A 24-year-old technology innovator in Nairobi has invented a tracking device that monitors and secures cars. He has also come up with what he claims is the most robust audio-visual surveillance system yet. As Lenny Ruvaga reports from the Kenyan capital, his innovations are offering alternative security solutions.
Video

Video Latinas Converting to Islam for Identity, Structure

Latinos are one of the fastest growing groups in the Muslim religion. According to the Pew Research Center, about 6 percent of American Muslims are Latino. And a little more than half of new converts are female. VOA’s Carolyn Presutti travelled to Miami, Florida -- where two out of every three residents is Hispanic -- to learn more.
Video

Video Exclusive: American Joins Kurds' Anti-IS Fight

The United States and other Western nations have expressed alarm about their citizens joining Islamic State forces in Syria and Iraq. In a rare counterpoint to the phenomenon, an American has taken up arms with the militants' Syrian Kurdish opponents. Elizabeth Arrott has more in this exclusive profile by VOA Kurdish reporter Zana Omer in Ras al Ayn, Syria.
Video

Video South Korea Confronts Violence Within Military Ranks

Every able-bodied South Korean male between 18 and 35 must serve for 21 to 36 months in the country’s armed forces, depending upon the specific branch. For many, service is a rite of passage to manhood. But there are growing concerns that bullying and violence come along with the tradition. Reporter Jason Strother has more from Seoul.
Video

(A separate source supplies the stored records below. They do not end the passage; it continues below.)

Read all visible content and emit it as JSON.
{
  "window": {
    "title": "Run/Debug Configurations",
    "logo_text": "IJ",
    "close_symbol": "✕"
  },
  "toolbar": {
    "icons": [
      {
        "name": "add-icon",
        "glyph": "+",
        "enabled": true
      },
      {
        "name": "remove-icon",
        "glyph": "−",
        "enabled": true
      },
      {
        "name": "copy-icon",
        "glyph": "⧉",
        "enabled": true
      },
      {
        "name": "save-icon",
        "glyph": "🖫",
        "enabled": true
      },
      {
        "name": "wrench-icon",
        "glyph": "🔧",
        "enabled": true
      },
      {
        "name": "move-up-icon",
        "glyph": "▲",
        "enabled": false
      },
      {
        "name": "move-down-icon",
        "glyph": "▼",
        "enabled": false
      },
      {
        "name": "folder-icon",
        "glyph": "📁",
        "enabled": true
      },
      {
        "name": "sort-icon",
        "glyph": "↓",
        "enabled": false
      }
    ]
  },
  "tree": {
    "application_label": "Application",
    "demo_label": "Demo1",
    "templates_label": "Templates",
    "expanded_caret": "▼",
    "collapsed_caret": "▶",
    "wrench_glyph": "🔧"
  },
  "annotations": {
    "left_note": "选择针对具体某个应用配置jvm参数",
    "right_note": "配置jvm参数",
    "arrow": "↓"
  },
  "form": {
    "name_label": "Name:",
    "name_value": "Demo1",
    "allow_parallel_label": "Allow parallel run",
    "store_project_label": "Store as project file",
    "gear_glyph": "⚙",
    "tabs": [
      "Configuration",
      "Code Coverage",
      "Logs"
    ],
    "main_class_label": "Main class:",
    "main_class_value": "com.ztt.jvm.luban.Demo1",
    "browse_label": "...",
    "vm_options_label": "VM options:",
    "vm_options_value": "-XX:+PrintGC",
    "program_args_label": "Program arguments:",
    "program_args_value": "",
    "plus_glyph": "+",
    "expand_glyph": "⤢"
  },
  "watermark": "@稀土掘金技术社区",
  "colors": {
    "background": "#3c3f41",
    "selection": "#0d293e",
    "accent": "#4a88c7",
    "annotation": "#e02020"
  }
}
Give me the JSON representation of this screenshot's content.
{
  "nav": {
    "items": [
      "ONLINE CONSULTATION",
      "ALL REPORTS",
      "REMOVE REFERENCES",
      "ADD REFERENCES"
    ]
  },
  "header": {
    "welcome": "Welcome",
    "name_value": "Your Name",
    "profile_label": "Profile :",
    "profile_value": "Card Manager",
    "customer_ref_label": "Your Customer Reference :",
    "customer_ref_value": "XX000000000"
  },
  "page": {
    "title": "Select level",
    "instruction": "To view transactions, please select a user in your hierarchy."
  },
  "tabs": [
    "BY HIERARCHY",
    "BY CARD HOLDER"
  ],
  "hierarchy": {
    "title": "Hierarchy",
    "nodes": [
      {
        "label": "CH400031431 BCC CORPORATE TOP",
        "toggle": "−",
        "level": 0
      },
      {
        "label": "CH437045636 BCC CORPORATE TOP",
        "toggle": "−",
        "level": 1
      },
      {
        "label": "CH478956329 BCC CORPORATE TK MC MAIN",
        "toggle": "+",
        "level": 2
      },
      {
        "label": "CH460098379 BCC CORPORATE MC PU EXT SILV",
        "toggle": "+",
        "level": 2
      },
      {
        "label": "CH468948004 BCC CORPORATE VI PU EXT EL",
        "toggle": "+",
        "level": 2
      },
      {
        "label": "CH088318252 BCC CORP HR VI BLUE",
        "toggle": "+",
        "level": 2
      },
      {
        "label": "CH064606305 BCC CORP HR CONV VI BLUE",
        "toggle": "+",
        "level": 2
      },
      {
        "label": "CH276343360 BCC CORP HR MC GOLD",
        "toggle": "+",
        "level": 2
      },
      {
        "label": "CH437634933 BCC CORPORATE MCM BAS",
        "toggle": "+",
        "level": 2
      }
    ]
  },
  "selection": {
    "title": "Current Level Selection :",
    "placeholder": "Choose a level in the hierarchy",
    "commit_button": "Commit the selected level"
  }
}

Video North Carolina Emerges as Key Election Battleground

U.S. congressional midterm elections will be held on November 4th and most political analysts give Republicans an excellent chance to win a majority in the U.S. Senate, which Democrats now control. So what are the issues driving voters in this congressional election year? VOA National Correspondent Jim Malone traveled to North Carolina, one of the most politically competitive states in the country, to find out.
Video

Video Comanche People Maintain Pride in Their Heritage

The Comanche (Indian nation) once were called the “Lords of the Plains,” with an empire that included half the land area of current day Texas, large parts of Oklahoma, New Mexico, Kansas and Colorado.The fierceness and battle prowess of these warriors on horseback delayed the settlement of most of West Texas for four decades. VOA’s Greg Flakus reports from Lawton, Oklahoma, that while their warrior days are over, the 15,000 members of the Comanche Nation remain a proud people.
Video

Video Turkey Campus Attacks Raise Islamic Radicalization Fears

Concerns are growing in Turkey of Islamic radicalization at some universities, after clashes between supporters of the jihadist group Islamic State (IS) or ISIS, and those opposed to the extremists. Pro-jihadist literature is on sale openly on the streets of Istanbul. Critics accuse the government of turning a blind eye to radicalism at home, while Kurds accuse the president of supporting IS - a charge strongly denied. Henry Ridgwell reports from London.

All About America

AppleAndroid